On the High Trail, just below Scout Peak, I pulled out a map to orient myself. I was also curious how well my smartphone’s mapping program was working. The phone had been in airplane mode for most of my stay in the park since there hadn’t been a signal since turning off Highway 25. This is one of the fringe benefits of Pinnacles: No TV, no phone, and no Wi-Fi; a perfect place for a digital sabbatical. I resorted to using my SPOT beacon to send “I’m okay” messages to my wife, who was warned ahead of time about the lack of phone coverage. (There turned out to be a working payphone at the visitor center if a need arose.)
On a whim I decided to check if I could get a cell signal from my lofty perch. There was coverage, and almost as soon as the 4G symbol popped up, a notification appeared. I opened the message, but was unprepared for the news it brought. There’s never a good time for bad news and this day was no exception, but looking back, it turned out to be the best time for me to find out.
Pinnacles National Park is the country’s newest National Park. Established January 10, 2013 from what was formerly Pinnacles National Monument (which itself was created way back in 1908 by Teddy Roosevelt) the Park provides ample hiking and climbing opportunities. This isn’t an overly developed park. There is a campground, and a visitor center with a small store, but no restaurant. The campground has water and restrooms, and even coin-operated showers, but many of the sites lack shade, which is something of a necessity during the summer months when temperatures are routinely in the 90s and 100s and above. (Hot Tip: Avoid the park in the summer.)
My primary objective for the trip was a hike of the High Peaks Trail, but there was plenty of time left on my first day after setting up camp so I checked with the ranger at the visitor center for suggestions. Ranger Linda was on duty that afternoon and she was a wealth of information. Ranger Linda is very familiar with the park, the trails, and the current conditions. Every suggestion and bit of information from Linda was spot on. When I mentioned my plans for the High Peaks Trail, she suggested doing the route in a clockwise directions, the reverse of how it was described in Backpacker The National Parks’ Coast to Coast book. Armed with her recommendations, the afternoon was spent enjoying a walk along the Bear Gulch Trail, pleased there were still some lingering wildflowers.
There was heavy drizzle overnight, but it was clearing as I made my way up the High Trail and, due to weather, being mid-week, and my early start, I was alone on the trail for most of the morning. My neck was often craned hoping to spot an endangered California condor which frequent the area, but I failed to observe one during my visit.
Stopping for a break near Scout Peak, I soaked in the breathtaking panorama and pulled out my map and phone…

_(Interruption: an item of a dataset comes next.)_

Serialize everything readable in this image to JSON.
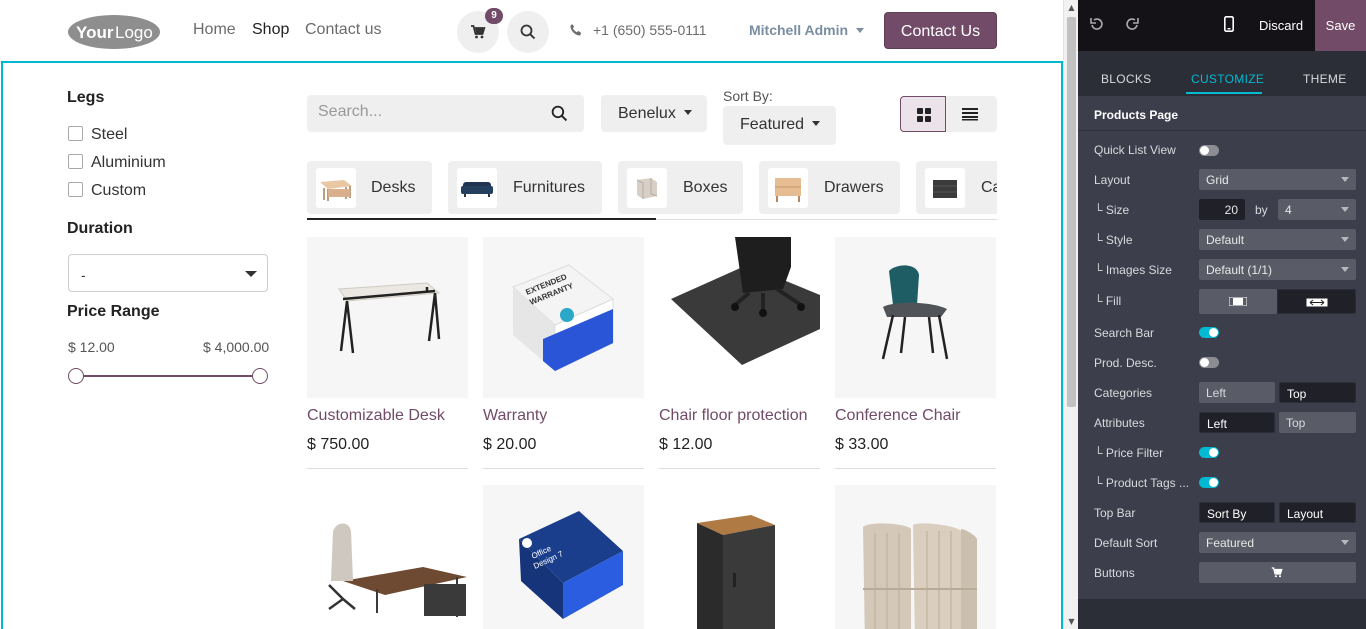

The message on the phone was grim. A friend had suffered a stroke and wasn’t expected to survive. Stunned, I sat down and looked out across a vast panorama; somehow the view looked different than it had just a few short minutes ago. My mind raced back to Christmas and Roger’s message to me to bring Ruth out to Florida for a visit. He had an extra kayak, a double, we could use and he had several places he want to take us to. All that was left now was a sense of loss and a memory that could never be.
Steve’s message also contained an admonition for me: “Enjoy every minute of your retirement. We can take some comfort in the fact that Roger enjoyed every minute of his life.” It was a reminder of my own recent brush with mortality. I took the opportunity to send a reply to Steve, thanking him for letting me know, telling him where I was, and that this was “a good place to remember Roger. And a good place to remember how fortunate I am.” A call my wife followed. I told her about Roger, and how much I loved her.
“Roger would have liked this place”, I thought when I was finally able to continue. There was hours of hiking left, up and down sections so steep that steps had been cut into the stone and hand rails installed for safety. The whole time memories of Roger kept flooding back. Good times. Funny stories.
As I said earlier, there’s no good time for bad news, but here, among the High Peaks, in the relative isolation of Pinnacles National Park, I was able to come to peace with what had happened and the loss of another friend. There are no guarantees in life, other than no one makes it out alive. The fact that Roger enjoyed every minute of his life provided me some solace. And if there was any remaining uncertainty about my decision to walk away from my career and spend whatever time I have left with family, friends, and living adventure to adventure, those lingering doubts had vanished.
A hot shower beckoned after my hike among the pinnacles. Layers of dirt were washed away. Lethargy crept over me while drying off in the warm sun. The rest of the afternoon passed quickly until a rumbling stomach told me it was time to prepare dinner.
Night came on swiftly as I completed the more mundane aspects of camping out. Tomorrow would include a trip out to Balconies Cave before leaving the park.
Another night would pass before I slept in my own bed. There would be rejoicing with a friend on her recent marriage, her smile the finest memory of the day, and even an opportunity to learn more about the secret lives of oaks. But for now, with stars shining ever brighter in the darkening sky, I said: “Farewell and Godspeed” to a friend.